* YOUR GOAL *
Your reply should be a faithful copy of the records below, free of pictures.

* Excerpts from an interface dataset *
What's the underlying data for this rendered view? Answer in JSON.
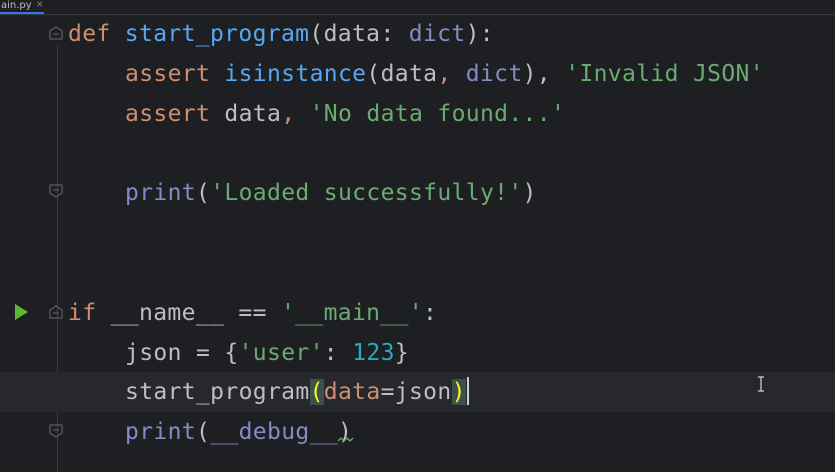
{
  "tab": {
    "filename": "ain.py",
    "close_glyph": "×"
  },
  "code": {
    "l1": {
      "kw_def": "def",
      "fn_name": "start_program",
      "p_open": "(",
      "param": "data",
      "colon": ":",
      "type": "dict",
      "p_close": "):"
    },
    "l2": {
      "kw": "assert",
      "fn": "isinstance",
      "p_open": "(",
      "arg": "data",
      "comma": ",",
      "type": "dict",
      "p_close": "),",
      "str": "'Invalid JSON'"
    },
    "l3": {
      "kw": "assert",
      "arg": "data",
      "comma": ",",
      "str": "'No data found...'"
    },
    "l4": {
      "fn": "print",
      "p_open": "(",
      "str": "'Loaded successfully!'",
      "p_close": ")"
    },
    "l5": {
      "kw_if": "if",
      "dunder": "__name__",
      "op": "==",
      "str": "'__main__'",
      "colon": ":"
    },
    "l6": {
      "var": "json",
      "eq": "=",
      "brace_open": "{",
      "key": "'user'",
      "colon": ":",
      "num": "123",
      "brace_close": "}"
    },
    "l7": {
      "fn": "start_program",
      "p_open": "(",
      "kwarg": "data",
      "eq": "=",
      "val": "json",
      "p_close": ")"
    },
    "l8": {
      "fn": "print",
      "p_open": "(",
      "dunder": "__debug__",
      "p_close": ")"
    }
  },
  "icons": {
    "run": "run-arrow-icon",
    "fold": "fold-marker-icon",
    "cursor": "text-cursor-icon",
    "warning": "warning-squiggle-icon"
  },
  "colors": {
    "background": "#1e1f22",
    "keyword": "#cf8e6d",
    "function": "#56a8f5",
    "builtin_type": "#8888c6",
    "string": "#6aab73",
    "number": "#2aacb8",
    "run_icon": "#5fb832"
  }
}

* ANSWER AREA *
What's the underlying data for this rendered view? Answer in JSON.
{
  "tab": {
    "filename": "ain.py",
    "close_glyph": "×"
  },
  "code": {
    "l1": {
      "kw_def": "def",
      "fn_name": "start_program",
      "p_open": "(",
      "param": "data",
      "colon": ":",
      "type": "dict",
      "p_close": "):"
    },
    "l2": {
      "kw": "assert",
      "fn": "isinstance",
      "p_open": "(",
      "arg": "data",
      "comma": ",",
      "type": "dict",
      "p_close": "),",
      "str": "'Invalid JSON'"
    },
    "l3": {
      "kw": "assert",
      "arg": "data",
      "comma": ",",
      "str": "'No data found...'"
    },
    "l4": {
      "fn": "print",
      "p_open": "(",
      "str": "'Loaded successfully!'",
      "p_close": ")"
    },
    "l5": {
      "kw_if": "if",
      "dunder": "__name__",
      "op": "==",
      "str": "'__main__'",
      "colon": ":"
    },
    "l6": {
      "var": "json",
      "eq": "=",
      "brace_open": "{",
      "key": "'user'",
      "colon": ":",
      "num": "123",
      "brace_close": "}"
    },
    "l7": {
      "fn": "start_program",
      "p_open": "(",
      "kwarg": "data",
      "eq": "=",
      "val": "json",
      "p_close": ")"
    },
    "l8": {
      "fn": "print",
      "p_open": "(",
      "dunder": "__debug__",
      "p_close": ")"
    }
  },
  "icons": {
    "run": "run-arrow-icon",
    "fold": "fold-marker-icon",
    "cursor": "text-cursor-icon",
    "warning": "warning-squiggle-icon"
  },
  "colors": {
    "background": "#1e1f22",
    "keyword": "#cf8e6d",
    "function": "#56a8f5",
    "builtin_type": "#8888c6",
    "string": "#6aab73",
    "number": "#2aacb8",
    "run_icon": "#5fb832"
  }
}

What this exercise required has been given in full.